### GIVEN RECORDS
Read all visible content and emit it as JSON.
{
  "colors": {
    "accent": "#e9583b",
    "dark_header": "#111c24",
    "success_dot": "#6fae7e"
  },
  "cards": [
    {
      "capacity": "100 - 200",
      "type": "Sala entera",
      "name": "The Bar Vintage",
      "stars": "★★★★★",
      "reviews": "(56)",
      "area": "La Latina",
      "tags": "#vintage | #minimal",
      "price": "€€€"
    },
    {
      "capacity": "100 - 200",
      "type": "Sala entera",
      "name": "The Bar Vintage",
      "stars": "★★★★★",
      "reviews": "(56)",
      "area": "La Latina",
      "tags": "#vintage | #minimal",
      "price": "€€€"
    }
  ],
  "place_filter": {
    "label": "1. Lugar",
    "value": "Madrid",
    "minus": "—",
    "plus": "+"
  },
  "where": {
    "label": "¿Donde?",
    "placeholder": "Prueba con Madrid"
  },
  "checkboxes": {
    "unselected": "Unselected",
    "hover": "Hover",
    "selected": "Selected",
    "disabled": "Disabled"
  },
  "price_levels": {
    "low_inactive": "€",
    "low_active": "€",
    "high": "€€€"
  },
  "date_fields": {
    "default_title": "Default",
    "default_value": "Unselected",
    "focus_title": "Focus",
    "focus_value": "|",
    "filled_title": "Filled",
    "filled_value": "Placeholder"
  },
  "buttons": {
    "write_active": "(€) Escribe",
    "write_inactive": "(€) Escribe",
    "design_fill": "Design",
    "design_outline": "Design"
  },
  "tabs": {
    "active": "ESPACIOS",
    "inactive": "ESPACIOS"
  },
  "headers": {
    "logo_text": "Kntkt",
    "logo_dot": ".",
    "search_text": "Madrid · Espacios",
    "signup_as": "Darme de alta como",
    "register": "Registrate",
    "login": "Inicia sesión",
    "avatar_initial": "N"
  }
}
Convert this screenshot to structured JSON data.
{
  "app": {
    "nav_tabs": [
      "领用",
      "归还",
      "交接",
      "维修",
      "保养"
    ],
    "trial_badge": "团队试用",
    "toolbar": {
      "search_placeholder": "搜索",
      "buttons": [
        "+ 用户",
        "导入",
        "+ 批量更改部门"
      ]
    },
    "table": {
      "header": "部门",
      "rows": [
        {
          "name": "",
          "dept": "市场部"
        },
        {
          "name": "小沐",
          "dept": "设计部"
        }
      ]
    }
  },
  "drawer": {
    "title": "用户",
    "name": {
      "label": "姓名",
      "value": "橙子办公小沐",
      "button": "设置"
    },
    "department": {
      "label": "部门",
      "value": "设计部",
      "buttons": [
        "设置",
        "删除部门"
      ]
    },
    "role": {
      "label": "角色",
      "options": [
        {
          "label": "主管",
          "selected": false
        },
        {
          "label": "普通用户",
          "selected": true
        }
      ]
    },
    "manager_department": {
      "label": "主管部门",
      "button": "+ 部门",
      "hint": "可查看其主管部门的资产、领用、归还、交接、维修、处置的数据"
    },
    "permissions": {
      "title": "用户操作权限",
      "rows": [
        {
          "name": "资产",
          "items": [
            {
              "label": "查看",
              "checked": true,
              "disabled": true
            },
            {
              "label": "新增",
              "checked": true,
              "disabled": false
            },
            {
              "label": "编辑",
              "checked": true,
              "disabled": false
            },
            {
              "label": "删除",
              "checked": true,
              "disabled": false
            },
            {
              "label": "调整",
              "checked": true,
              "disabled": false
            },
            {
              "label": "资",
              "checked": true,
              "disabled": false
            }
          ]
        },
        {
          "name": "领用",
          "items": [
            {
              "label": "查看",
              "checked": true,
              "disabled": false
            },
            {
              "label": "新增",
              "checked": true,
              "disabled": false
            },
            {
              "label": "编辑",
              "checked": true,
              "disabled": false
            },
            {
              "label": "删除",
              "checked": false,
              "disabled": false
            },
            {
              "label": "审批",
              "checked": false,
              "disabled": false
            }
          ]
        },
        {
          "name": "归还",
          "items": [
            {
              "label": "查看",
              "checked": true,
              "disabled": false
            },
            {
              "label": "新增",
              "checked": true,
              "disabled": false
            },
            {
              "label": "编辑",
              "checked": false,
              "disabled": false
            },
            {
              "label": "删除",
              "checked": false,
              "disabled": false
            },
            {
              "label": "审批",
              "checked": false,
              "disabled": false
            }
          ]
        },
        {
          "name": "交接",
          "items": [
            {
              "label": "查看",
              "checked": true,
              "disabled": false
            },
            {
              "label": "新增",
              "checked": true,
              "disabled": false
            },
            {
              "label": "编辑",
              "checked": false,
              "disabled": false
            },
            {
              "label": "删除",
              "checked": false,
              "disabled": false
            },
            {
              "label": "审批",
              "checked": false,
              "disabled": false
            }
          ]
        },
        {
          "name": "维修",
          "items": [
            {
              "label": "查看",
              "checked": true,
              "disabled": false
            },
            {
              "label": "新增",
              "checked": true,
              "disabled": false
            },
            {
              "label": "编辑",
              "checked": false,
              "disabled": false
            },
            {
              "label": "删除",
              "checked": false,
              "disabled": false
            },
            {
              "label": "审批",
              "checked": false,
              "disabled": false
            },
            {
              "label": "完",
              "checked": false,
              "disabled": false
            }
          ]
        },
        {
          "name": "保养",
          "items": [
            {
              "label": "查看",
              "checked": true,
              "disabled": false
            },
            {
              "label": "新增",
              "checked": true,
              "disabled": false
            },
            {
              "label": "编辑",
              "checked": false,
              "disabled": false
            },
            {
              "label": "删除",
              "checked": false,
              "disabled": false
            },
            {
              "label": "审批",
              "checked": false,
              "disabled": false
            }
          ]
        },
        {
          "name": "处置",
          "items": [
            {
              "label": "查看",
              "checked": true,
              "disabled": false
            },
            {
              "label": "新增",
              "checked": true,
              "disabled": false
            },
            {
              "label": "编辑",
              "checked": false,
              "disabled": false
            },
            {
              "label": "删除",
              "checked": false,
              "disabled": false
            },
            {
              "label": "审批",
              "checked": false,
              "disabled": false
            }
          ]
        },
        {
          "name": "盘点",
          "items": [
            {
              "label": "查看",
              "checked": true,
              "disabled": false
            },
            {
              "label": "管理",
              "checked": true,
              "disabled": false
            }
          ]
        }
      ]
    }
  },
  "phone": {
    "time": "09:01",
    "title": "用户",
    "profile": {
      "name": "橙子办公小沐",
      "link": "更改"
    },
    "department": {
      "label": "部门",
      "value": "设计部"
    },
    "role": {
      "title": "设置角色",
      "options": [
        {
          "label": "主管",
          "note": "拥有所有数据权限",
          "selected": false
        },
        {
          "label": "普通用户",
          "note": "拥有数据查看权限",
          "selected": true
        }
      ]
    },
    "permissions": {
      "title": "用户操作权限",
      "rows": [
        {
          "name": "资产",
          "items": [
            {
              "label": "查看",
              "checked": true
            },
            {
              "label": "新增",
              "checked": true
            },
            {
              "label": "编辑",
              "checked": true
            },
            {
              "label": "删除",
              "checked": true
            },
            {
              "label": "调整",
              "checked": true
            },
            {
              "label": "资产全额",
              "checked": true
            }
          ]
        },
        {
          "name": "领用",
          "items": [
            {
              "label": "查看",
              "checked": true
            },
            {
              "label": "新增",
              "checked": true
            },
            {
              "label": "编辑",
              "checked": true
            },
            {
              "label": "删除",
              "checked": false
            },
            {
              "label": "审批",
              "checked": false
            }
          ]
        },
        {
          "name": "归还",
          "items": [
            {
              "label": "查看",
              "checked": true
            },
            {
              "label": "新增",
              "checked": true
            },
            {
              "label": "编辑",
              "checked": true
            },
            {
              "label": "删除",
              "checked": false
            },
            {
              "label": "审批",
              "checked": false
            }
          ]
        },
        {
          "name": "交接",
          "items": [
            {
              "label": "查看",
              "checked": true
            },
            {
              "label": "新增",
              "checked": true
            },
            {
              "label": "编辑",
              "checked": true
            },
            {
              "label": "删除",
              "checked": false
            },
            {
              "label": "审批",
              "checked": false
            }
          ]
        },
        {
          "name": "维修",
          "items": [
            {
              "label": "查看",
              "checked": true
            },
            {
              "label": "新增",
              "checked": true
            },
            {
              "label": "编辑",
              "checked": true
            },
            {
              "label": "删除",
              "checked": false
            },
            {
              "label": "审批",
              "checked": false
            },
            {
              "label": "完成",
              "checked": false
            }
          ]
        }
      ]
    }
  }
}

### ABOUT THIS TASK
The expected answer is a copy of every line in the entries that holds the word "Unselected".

### WRITTEN RESPONSE
    "unselected": "Unselected",
    "default_value": "Unselected",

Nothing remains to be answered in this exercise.